*What to produce:*
Go through the entries below line by line and tally those holding "icon"; write only the tally.
***** The input *****
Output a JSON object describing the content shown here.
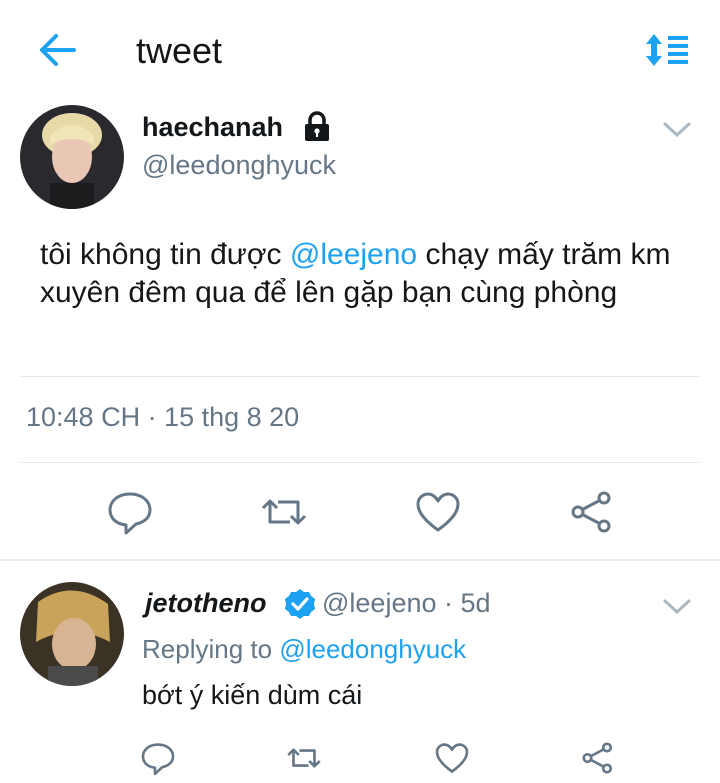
{
  "header": {
    "title": "tweet",
    "back_icon": "arrow-left-icon",
    "sort_icon": "sort-icon",
    "accent": "#1da1f2"
  },
  "main_tweet": {
    "display_name": "haechanah",
    "locked": true,
    "handle": "@leedonghyuck",
    "text_before": "tôi không tin được ",
    "mention": "@leejeno",
    "text_after": " chạy mấy trăm km xuyên đêm qua để lên gặp bạn cùng phòng",
    "timestamp": "10:48 CH · 15 thg 8 20",
    "actions": [
      "reply-icon",
      "retweet-icon",
      "like-icon",
      "share-icon"
    ]
  },
  "reply": {
    "display_name": "jetotheno",
    "verified": true,
    "handle": "@leejeno",
    "time": " · 5d",
    "replying_prefix": "Replying to ",
    "replying_to": "@leedonghyuck",
    "text": "bớt ý kiến dùm cái"
  },
  "colors": {
    "text": "#14171a",
    "secondary": "#657786",
    "divider": "#e1e8ed",
    "icon": "#657786"
  }
}
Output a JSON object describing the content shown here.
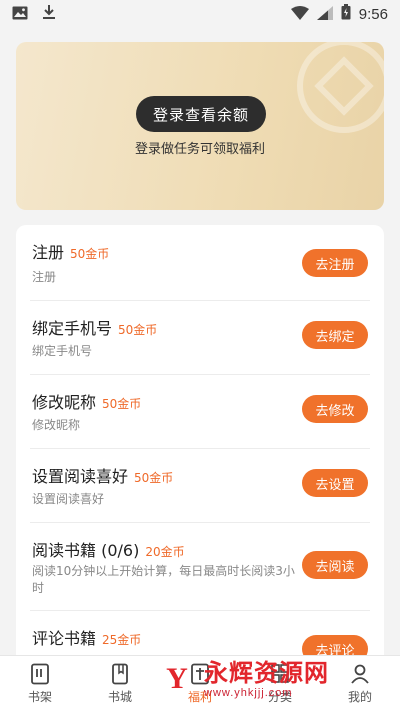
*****
*Final answer:*
7